Faymann took a harder line on migrants in recent months, but this failed to boost his support and alienated many in the SPÖ, particularly those in the left wing of the party.
The final straw was the first round of the presidential election on April 24 when the FPÖ's Norbert Hofer scored 35 percent and the main parties'
candidates won a dismal 11 percent each.
Hofer, 45, portrayed as a friendly face of the FPÖ, will take on Alexander van der Bellen, 72, the professorial former head of the Greens, in a runoff on May 22.
Snappy dresser Kern, 50, grew up in a working class district of Vienna as the son of an electrician and a secretary.
He joined the SPÖ when he was young, moving up the ranks before moving to an energy firm in 1997 and joining its management board in 2007. Three years later he switched to national railways company ÖBB.
There, he is widely credited with achieving a turnaround and with successfully managing the transport of immense numbers of migrants transiting through in 2015.
“This is not the time for normal service,” the father-of-four said in September at the height of the crisis.
“Kern is someone who got things going… He was the first ÖBB boss to really stand by his workers,” Roman Hebenstreit of the ÖBB works council said Friday.
“He is a natural-born striker… Under him ÖBB's motto was 'Now things are moving'. Following this wouldn't do the government any harm,” Hebenstreit told public radio.
But whether Kern can heal rifts within the SPÖ remains to be seen.

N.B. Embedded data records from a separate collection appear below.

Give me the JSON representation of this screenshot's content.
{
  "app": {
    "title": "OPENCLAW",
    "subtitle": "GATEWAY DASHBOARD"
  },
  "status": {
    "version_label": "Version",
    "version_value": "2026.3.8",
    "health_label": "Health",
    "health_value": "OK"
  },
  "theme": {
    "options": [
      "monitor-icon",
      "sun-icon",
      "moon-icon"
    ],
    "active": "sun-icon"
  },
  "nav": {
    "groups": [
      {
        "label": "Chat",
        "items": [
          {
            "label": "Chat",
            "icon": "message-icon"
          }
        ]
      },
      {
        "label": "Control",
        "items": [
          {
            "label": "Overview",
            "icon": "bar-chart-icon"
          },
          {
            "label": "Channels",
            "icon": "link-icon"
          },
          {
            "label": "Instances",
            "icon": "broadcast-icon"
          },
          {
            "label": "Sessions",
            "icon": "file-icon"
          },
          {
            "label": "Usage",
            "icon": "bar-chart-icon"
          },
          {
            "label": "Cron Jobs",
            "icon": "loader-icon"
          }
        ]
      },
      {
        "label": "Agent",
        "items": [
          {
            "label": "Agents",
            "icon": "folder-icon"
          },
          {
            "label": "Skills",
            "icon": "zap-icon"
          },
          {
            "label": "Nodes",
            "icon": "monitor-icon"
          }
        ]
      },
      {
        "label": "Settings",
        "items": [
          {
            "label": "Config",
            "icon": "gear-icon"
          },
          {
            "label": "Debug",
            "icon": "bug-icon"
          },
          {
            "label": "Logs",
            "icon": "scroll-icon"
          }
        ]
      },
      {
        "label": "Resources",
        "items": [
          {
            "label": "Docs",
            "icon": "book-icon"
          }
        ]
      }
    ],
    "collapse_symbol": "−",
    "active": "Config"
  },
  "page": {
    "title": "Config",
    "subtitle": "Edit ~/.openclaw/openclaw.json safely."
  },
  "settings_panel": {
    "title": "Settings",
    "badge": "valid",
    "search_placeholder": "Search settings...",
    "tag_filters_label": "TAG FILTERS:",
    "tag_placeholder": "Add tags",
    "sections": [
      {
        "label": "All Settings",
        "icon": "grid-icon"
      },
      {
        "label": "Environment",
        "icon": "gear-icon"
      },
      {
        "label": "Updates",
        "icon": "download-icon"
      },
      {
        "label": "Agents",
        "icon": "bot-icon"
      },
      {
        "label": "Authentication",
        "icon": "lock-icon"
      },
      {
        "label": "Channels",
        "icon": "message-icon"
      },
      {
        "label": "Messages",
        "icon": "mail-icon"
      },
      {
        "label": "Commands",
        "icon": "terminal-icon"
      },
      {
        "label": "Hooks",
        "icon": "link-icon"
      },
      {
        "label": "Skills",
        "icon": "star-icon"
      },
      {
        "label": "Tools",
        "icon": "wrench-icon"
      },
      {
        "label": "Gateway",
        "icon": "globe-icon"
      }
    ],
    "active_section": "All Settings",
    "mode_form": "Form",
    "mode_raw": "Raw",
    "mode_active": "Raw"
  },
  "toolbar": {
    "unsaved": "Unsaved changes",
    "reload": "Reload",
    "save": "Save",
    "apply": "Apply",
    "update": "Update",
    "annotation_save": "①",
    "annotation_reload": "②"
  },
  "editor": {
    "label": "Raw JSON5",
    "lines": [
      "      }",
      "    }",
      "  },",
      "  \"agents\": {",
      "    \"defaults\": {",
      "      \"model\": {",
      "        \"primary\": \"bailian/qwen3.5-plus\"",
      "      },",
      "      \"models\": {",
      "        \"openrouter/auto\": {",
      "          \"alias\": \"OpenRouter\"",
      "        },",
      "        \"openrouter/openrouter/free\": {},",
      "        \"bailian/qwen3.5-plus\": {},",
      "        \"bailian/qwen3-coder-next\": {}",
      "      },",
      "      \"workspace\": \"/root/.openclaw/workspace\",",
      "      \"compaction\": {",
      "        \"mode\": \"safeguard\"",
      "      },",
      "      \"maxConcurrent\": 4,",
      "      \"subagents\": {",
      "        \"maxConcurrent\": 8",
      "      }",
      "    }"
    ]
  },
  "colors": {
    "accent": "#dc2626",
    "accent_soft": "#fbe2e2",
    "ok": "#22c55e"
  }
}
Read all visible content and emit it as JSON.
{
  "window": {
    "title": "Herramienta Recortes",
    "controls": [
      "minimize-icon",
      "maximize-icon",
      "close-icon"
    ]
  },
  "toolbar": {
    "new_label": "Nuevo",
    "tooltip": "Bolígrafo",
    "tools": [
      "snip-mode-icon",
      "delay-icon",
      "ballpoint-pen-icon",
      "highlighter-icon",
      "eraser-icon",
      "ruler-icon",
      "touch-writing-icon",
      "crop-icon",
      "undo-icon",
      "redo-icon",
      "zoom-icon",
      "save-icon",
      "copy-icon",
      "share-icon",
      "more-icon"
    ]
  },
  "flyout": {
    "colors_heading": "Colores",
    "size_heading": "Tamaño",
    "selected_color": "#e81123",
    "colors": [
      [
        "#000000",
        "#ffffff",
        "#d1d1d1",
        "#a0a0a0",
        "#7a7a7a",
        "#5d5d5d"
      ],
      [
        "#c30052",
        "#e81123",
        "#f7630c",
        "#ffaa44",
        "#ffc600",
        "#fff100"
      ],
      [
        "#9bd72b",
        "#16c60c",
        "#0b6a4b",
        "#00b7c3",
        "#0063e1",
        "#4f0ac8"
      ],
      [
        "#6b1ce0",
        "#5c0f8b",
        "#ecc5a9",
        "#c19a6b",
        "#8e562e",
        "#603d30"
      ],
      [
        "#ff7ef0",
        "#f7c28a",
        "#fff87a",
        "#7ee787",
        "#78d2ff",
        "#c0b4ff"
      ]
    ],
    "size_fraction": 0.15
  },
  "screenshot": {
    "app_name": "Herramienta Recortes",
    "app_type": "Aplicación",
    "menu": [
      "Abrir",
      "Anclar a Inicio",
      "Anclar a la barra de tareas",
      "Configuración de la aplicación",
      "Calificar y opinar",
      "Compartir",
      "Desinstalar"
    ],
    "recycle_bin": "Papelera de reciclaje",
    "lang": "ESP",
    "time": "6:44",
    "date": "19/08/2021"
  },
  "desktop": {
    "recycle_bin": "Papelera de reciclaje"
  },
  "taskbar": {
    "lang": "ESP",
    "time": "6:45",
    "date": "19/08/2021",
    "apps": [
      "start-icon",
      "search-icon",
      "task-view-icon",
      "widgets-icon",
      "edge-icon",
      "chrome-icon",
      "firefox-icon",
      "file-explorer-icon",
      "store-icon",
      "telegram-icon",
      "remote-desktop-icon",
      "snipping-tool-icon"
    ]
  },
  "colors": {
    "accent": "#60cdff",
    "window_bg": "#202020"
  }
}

His positions on key policy areas are vague, although he is thought to lean more to the right on economic issues.
His biggest headache will be to decide whether to ditch the SPÖ's 30-year-old taboo on cooperating with the FPÖ, dating back to when the late, controversial Jörg Haider became leader of the right-wing party.
There have been growing calls within the centre-left to tie up with the FPÖ, at least at local level. Others though, including the SPÖ's youth wing, vigorously oppose this.
Kern also needs to revitalise the SPÖ's deadlocked coalition with the ÖVP and agree structural reforms to get Austria's economy, faltering of late, moving again.
ÖVP head Reinhold Mitterlehner praised Kern's “management qualities” in an interview published Friday, but said that this was “the much-quoted last chance” for the coalition.
“The task before him is Herculean,” political analyst Thomas Hofer told AFP, saying he expected Kern will be a “pragmatist” with regard to the far-right and in other areas.